The Penn State University Libraries Student Advisory Group provides guidance on topics of student interest to library administration. Led by the Student Engagement Librarian and sponsored by the Associate Dean for Technology and Digital Strategies, the group serves as a mechanism for student input on the programs and services offered by Penn State University Libraries. This group will provide feedback on current offerings and suggestions for new programs and services to meet the library-related needs of Penn State students. Additionally, this group will serve as a peer community that can share ideas, make connections, and help leverage the voices of each other to create, improve, and sustain Library programs and services. In the process, we hope that all involved will learn a little more about each other and the various Penn State communities we are a part of. For more information and to apply…

Your Blurb Here

Are you involved with a local service group that is open for new members? Send your blurb to and we’ll publish it here. Please include a brief description of your mission, expectations, information sessions/meetings, how to join, etc.

Awards / Recognition

The University Libraries Award for Information Literacy

Of interest to students who are in the process of thesis writing:

The Libraries Information Literacy Award recognizes scholarly work based on a foundation of careful background research and literature review. The award is given to entries that demonstrate excellence in information literacy through the following: showcasing your research process and strategies; selection of sources that contribute to your argument and ideas; social, ethical, or economic considerations in accessing information; and credit and proper citation for any quotes, tables, graphs, images, and other content displayed. For more info…

In the News

Better Know a Paterno Fellow

Paterno Fellows are participating in internships, study abroad, research, and more! Read about their experiences here. Submit your story for publication here.

Featured Student Profiles:

Hope Bodenschatz, ’20 PF Economics, Political Science, and Geography; Study Abroad in Mang’ula, Tanzania with the Parks and People: Landscape Architecture program.

Sarah McKenna, ’19 PF History and Political Science; Internship with Gettysburg National Military Park
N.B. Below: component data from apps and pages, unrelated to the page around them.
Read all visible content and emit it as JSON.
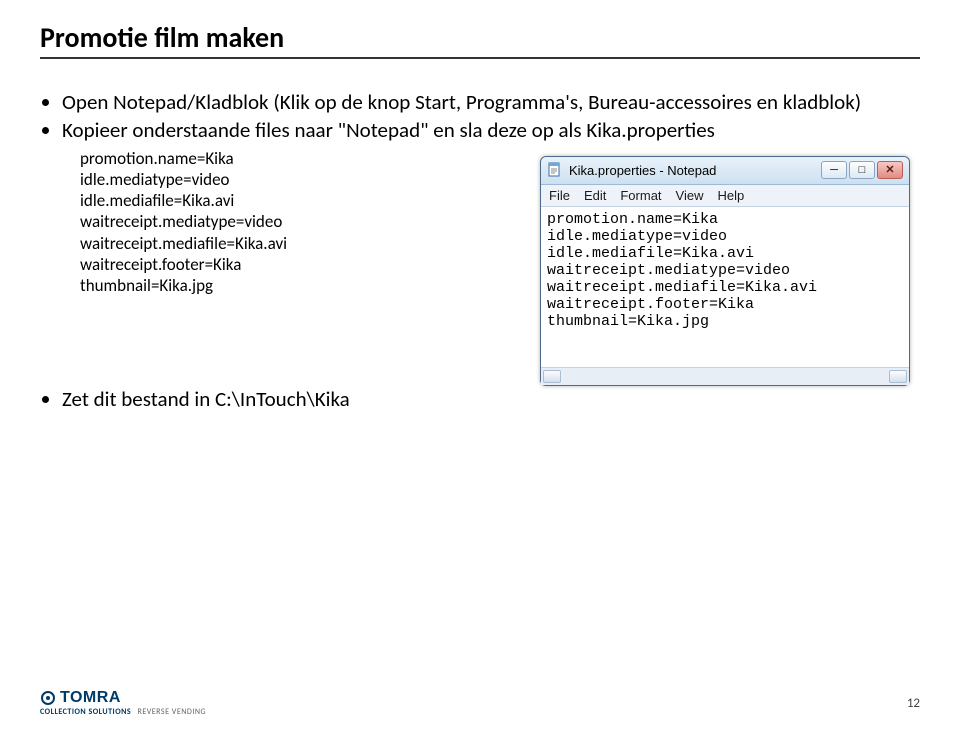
{
  "title": "Promotie film maken",
  "bullets": [
    "Open Notepad/Kladblok (Klik op de knop Start, Programma's, Bureau-accessoires en kladblok)",
    "Kopieer onderstaande files naar \"Notepad\" en sla deze op als Kika.properties"
  ],
  "code_lines": [
    "promotion.name=Kika",
    "idle.mediatype=video",
    "idle.mediafile=Kika.avi",
    "waitreceipt.mediatype=video",
    "waitreceipt.mediafile=Kika.avi",
    "waitreceipt.footer=Kika",
    "thumbnail=Kika.jpg"
  ],
  "bottom_bullet": "Zet dit bestand in C:\\InTouch\\Kika",
  "notepad": {
    "title": "Kika.properties - Notepad",
    "menu": [
      "File",
      "Edit",
      "Format",
      "View",
      "Help"
    ],
    "content": "promotion.name=Kika\nidle.mediatype=video\nidle.mediafile=Kika.avi\nwaitreceipt.mediatype=video\nwaitreceipt.mediafile=Kika.avi\nwaitreceipt.footer=Kika\nthumbnail=Kika.jpg"
  },
  "footer": {
    "brand": "TOMRA",
    "sub_cs": "COLLECTION SOLUTIONS",
    "sub_rv": "REVERSE VENDING",
    "page": "12"
  }
}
Annaliese Thoet, ’19 PF History and International Politics; Internship with Fidelity Investments


Updating your Information in the Paterno Fellows Database
Update the PFP database as you complete your Paterno Fellows requirements. You are responsible for marking them “Claimed Satisfied” or turning in the appropriate documentation forms. You should update the requirements you’ve met as you complete them. Please do not wait until your graduation semester. We need time to approve your submissions and mark them “Satisfied.” For further instructions, see the PFP website.
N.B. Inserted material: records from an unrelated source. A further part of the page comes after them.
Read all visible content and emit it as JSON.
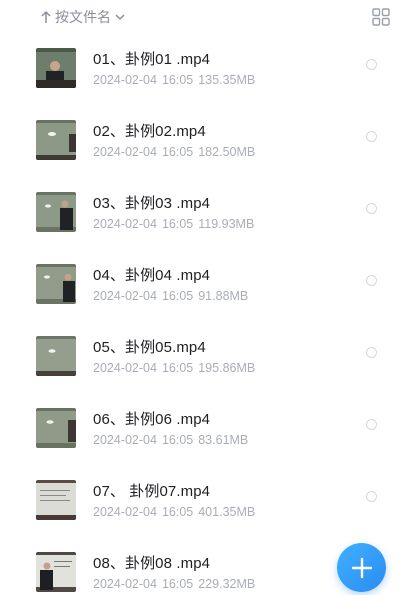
{
  "toolbar": {
    "sort_label": "按文件名",
    "sort_direction_icon": "arrow-up-icon",
    "sort_dropdown_icon": "chevron-down-icon",
    "view_toggle_icon": "grid-view-icon"
  },
  "files": [
    {
      "name": "01、卦例01 .mp4",
      "date": "2024-02-04",
      "time": "16:05",
      "size": "135.35MB"
    },
    {
      "name": "02、卦例02.mp4",
      "date": "2024-02-04",
      "time": "16:05",
      "size": "182.50MB"
    },
    {
      "name": "03、卦例03 .mp4",
      "date": "2024-02-04",
      "time": "16:05",
      "size": "119.93MB"
    },
    {
      "name": "04、卦例04 .mp4",
      "date": "2024-02-04",
      "time": "16:05",
      "size": "91.88MB"
    },
    {
      "name": "05、卦例05.mp4",
      "date": "2024-02-04",
      "time": "16:05",
      "size": "195.86MB"
    },
    {
      "name": "06、卦例06 .mp4",
      "date": "2024-02-04",
      "time": "16:05",
      "size": "83.61MB"
    },
    {
      "name": "07、 卦例07.mp4",
      "date": "2024-02-04",
      "time": "16:05",
      "size": "401.35MB"
    },
    {
      "name": "08、卦例08 .mp4",
      "date": "2024-02-04",
      "time": "16:05",
      "size": "229.32MB"
    }
  ],
  "fab": {
    "icon": "plus-icon",
    "color": "#2f9cf8"
  }
}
Paterno Fellows Coaches

Do you have questions about the Paterno Fellows Program, but don’t know where to turn for answers? PFP Coaches are now on duty! Coaches are current PFs who are here to share their experiences, insights, and recommendations with you. Learn more about how Coaches can assist you…

PFP Student Programming Grants

Paterno Fellows are encouraged to apply for Programming Grants for One-Time Events or Sustained Discussion / Reading Groups. Successful applications will enhance students’ education, ignite an interest, or make students consider a topic more deeply. For details, see: pfp-student-programming-grants/

How can I describe the Paterno Fellows Program on my resume?

Paterno Fellows Program, College of the Liberal Arts

Honors Program including advanced academic coursework, thesis, study abroad and/or internship, ethics study, and leadership/service commitment

Director’s Office Hours for Fall 2018

Monday, Wednesday, and Friday, 9:00 a.m.-noon, 302 Weaver Building

Catherine Wanner, Professor of History, Anthropology, and Religious Studies, and Barry Director of the Paterno Fellows Program

Feel free to stop by if you have questions, or just to say hello!

Social Media

Check out items of interest for all LA students on Liberal Arts Voices and on Twitter @PSULiberalArts. Be sure to like the Paterno Fellows Facebook Page. Join the Career Enrichment Network on Twitter @PSULAjobs to keep up-to-date on internships, education abroad, deadlines, and other opportunities in 280 characters or less!